This guide provides information on the pros/cons of using Google Scholar in the academic setting to supplement library resources.

Basic Search

Start off with several key terms, using quotation marks to group words and phrases together, along with Boolean searching (using AND OR NOT between search terms). 

A screenshot of a Google search for "water pollution" AND Mexico 

On the results page, you will see three essential columns:

  • The left column shows several search refinements for the basic search, including document type (Articles or Legal documents), date range, and sort by relevance or date
  • The center column contains the search results, which are in default order by relevance
    • Search results usually contain a linked title of the article, the basic citation information beneath, followed by a brief abstract from the text
  • The right column will help distinguish which articles are available through Duquesne's website, or available as PDFs through another institution.

A screenshot of a results page with the left-hand "Limit and Sort" options outlined. Also noted is the article title (which you can click to access the abstract) and right-side FullTextFinder links with text "These links indicate Duquesne might have full-text"

Advanced Search

To do an advanced search in Google Scholar:

  • Click the menu icon:

Screenshot of Google Scholar with top-left hamburger menu outlined

  • Click Advanced Search:

Screenshot of hamburger menu options with "Advanced search" outlined 

  • Enter search terms, exact phrases, search through specific authors/publications, and create a custom date range:

Screenshot of advanced search with several boxes filled in. The first is "Find articles...with all of the words" with "disease" typed in; the second is "Find articles...with the exact phrase" with "water pollution" filled in; the third is "Return articles dated between" with 2006 and 2018 filled in

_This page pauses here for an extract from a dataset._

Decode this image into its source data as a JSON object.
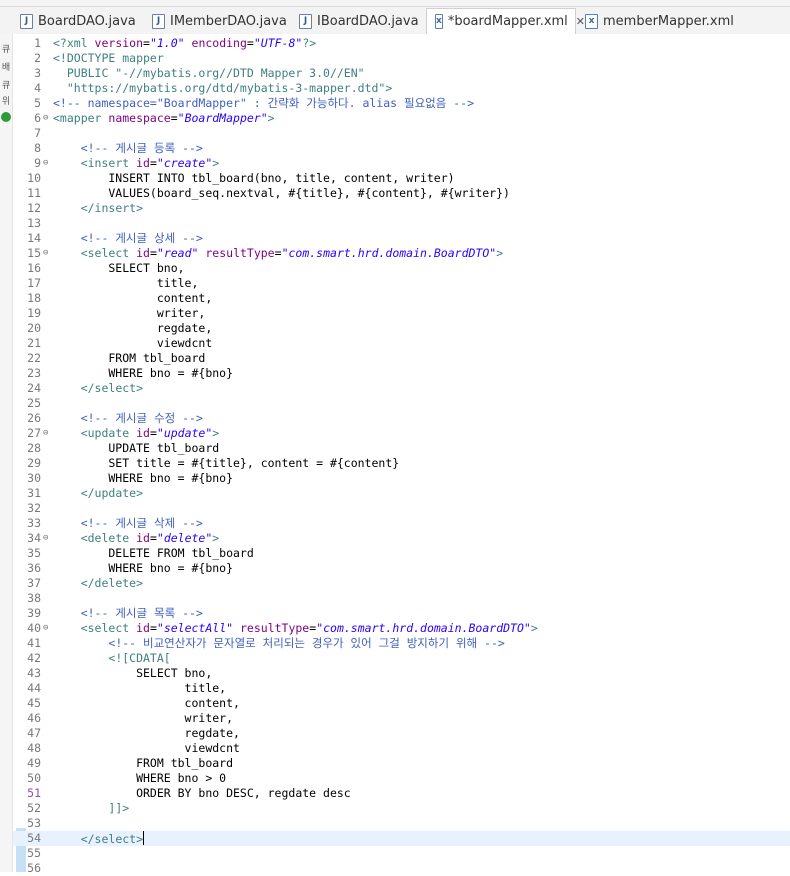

LibKey Nomad in Google Scholar:

After you install LibKey Nomad, it will automatically scan for PDFs and direct links wherever your browse, this includes Google Scholar. 

Try clicking the title and if you have LibKey installed it will find the PDF for you. 

You will be given an option to click the button to download the PDF. 

If a PDF is not available, LibKey will provide a direct link for you to click. 

For more information on LibKey Nomad at Duquesne, see our full guide. 


Find Full-Text

After finding a resource, click the Full Text Finder @ Duquesne link on the far right to access Gumberg Library's resources.

When the Full Text Finder window opens, it presents options to get full text. 


If you cannot find electronic full text, click ILL. Full Text Finder will redirect you to the ILLiad Logon. You will need to login using your Duquesne University MultiPass credentials.

A screenshot of the ILLiad logon box


After you login, the information for the article is automatically filled in; all you have to do is scroll down and submit your request.


If the "FullTextFinder@Duquesne" does not appear on the right, try these options:

Click on a link if it appears on the far right. The link usually contains the resource in HTML or PDF formats.

Click on the title of the document. If the resource asks for a payment, do not purchase the article or book.

Google Scholar also utilizes open access materials. These are scholarly materials available for free through links to anyone from that publisher's website. 

With LibKey Nomad installed, if you don't see a side link, click the article and LibKey will search for full text and provide you a button if available. 

Another option is searching DUQSearch with the citation information. If you still cannot find full text, please contact a librarian.